House Republicans could reach the 218 seats they need to flip the chamber. As of Saturday night, CBS News estimated Republicans would win at least 214 seats, while Democrats were projected to win at least 210 seats.
Republicans are ahead in several prominent races. Still, there are some upsets afoot for Democrats, and CBS News predicted Saturday night that Democrats had flipped Washington state’s 3rd Congressional District, a seat the GOP preferred to hold.
There are currently 11 races that have not been called, and 10 of those seats are considered “battlefield”. Of those remaining on the field, five were rated as “flips,” two in the “likely Democrat” category, one as “leaning Democrat” and two as “leaning Republican.”
Democratic strategists working on this round of House elections say it will take a “miracle,” but Democrats have a possible path to retaining the majority.
They then had to win at least 8 of the remaining 11 seats.
Of California’s nine undeclared and contested races (California’s 3rd, 9th, 13th, 22nd, 27th, 41st, 45th, 47th, and 49th), three “leaned Republican.” “.
For Republicans, California could help them get to the brink of winning the majority if their candidates hold on to their lead.
Mitchell said that for Democrats to have any chance of keeping the House, they must win the 22nd, 27th and 41st districts, all of which are carried by a Republican incumbent.
“If the Democrats win all three races in California, then think that the possibility increases that the Democrats can take the House of Representatives. But if the Democrats lose one of those three, the odds go down, they lose two of those three, the door. closes,” Mitchell said.
Sarah Chamberlain, president of the Main Street Partnership, a Republican group that works with more moderate House Republicans, said she is confident that Republicans David Valadao and Ken Calvert will fill their seats.
Republicans are also leading in another tough race, Colorado’s 3rd District, where GOP Rep. Lauren Boebert leads by about 1,100 votes with 99 percent of the results.
Democratic incumbents were projected to win three seats in Nevada. Maine’s 2nd District and Alaska’s at-large district, two ranked-choice seats, leaned Democratic.
“From the calculations we’ve done, I think it’s a foregone conclusion [that Republicans take the House]said Chamberlain. – But it will be very close. It will be just a few seats. And it shouldn’t have been, I mean, this should have been a landslide, honestly.”
In the primaries, Chamberlain’s group supported Republican candidates such as Rep. Peter Major of Michigan and Jamie Herrera-Beutler, House Republicans targeted by former President Donald Trump. Chamberlain argued that the moderate, mainstream candidates his caucus had chosen would be more competitive in the general election than the right-wing candidates who won them over and were on the ballot.

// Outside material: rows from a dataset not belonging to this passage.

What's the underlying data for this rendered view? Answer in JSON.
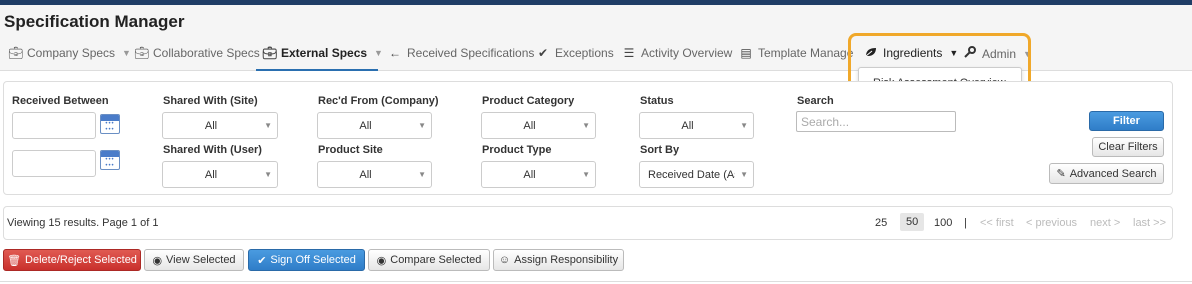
{
  "app": {
    "title": "Specification Manager"
  },
  "nav": {
    "items": [
      {
        "label": "Company Specs",
        "icon": "briefcase-icon",
        "caret": true
      },
      {
        "label": "Collaborative Specs",
        "icon": "briefcase-icon",
        "caret": false
      },
      {
        "label": "External Specs",
        "icon": "briefcase-icon",
        "caret": true,
        "active": true
      },
      {
        "label": "Received Specifications",
        "icon": "arrow-left-icon",
        "caret": false
      },
      {
        "label": "Exceptions",
        "icon": "check-circle-icon",
        "caret": false
      },
      {
        "label": "Activity Overview",
        "icon": "list-icon",
        "caret": false
      },
      {
        "label": "Template Manage",
        "icon": "table-icon",
        "caret": false
      },
      {
        "label": "Ingredients",
        "icon": "leaf-icon",
        "caret": true
      },
      {
        "label": "Admin",
        "icon": "wrench-icon",
        "caret": true
      }
    ],
    "dropdown_item": "Risk Assessment Overview"
  },
  "filters": {
    "received_between": "Received Between",
    "shared_site": {
      "label": "Shared With (Site)",
      "value": "All"
    },
    "shared_user": {
      "label": "Shared With (User)",
      "value": "All"
    },
    "recd_from": {
      "label": "Rec'd From (Company)",
      "value": "All"
    },
    "product_site": {
      "label": "Product Site",
      "value": "All"
    },
    "product_category": {
      "label": "Product Category",
      "value": "All"
    },
    "product_type": {
      "label": "Product Type",
      "value": "All"
    },
    "status": {
      "label": "Status",
      "value": "All"
    },
    "sort_by": {
      "label": "Sort By",
      "value": "Received Date (Asc"
    },
    "search": {
      "label": "Search",
      "placeholder": "Search..."
    },
    "buttons": {
      "filter": "Filter",
      "clear": "Clear Filters",
      "advanced": "Advanced Search"
    }
  },
  "results": {
    "summary": "Viewing 15 results. Page 1 of 1",
    "page_sizes": [
      "25",
      "50",
      "100"
    ],
    "current_size": "50",
    "separator": "|",
    "first": "<< first",
    "previous": "< previous",
    "next": "next >",
    "last": "last >>"
  },
  "actions": {
    "delete": "Delete/Reject Selected",
    "view": "View Selected",
    "signoff": "Sign Off Selected",
    "compare": "Compare Selected",
    "assign": "Assign Responsibility"
  },
  "colors": {
    "accent": "#2f7dc8",
    "danger": "#c9302c",
    "highlight": "#f0a82a",
    "topbar": "#1f3d66"
  }
}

He said the issue of candidate quality, as well as the disconnect between Trump and the rest of the Republican establishment, is why control of the House remains so tight.
“I don’t think Trump is leaving,” Chamberlain said. “We just have to make better decisions with Trump. I think some of Trump’s nominees hurt us on Tuesday. And that’s why we have to work together as a party and move forward.”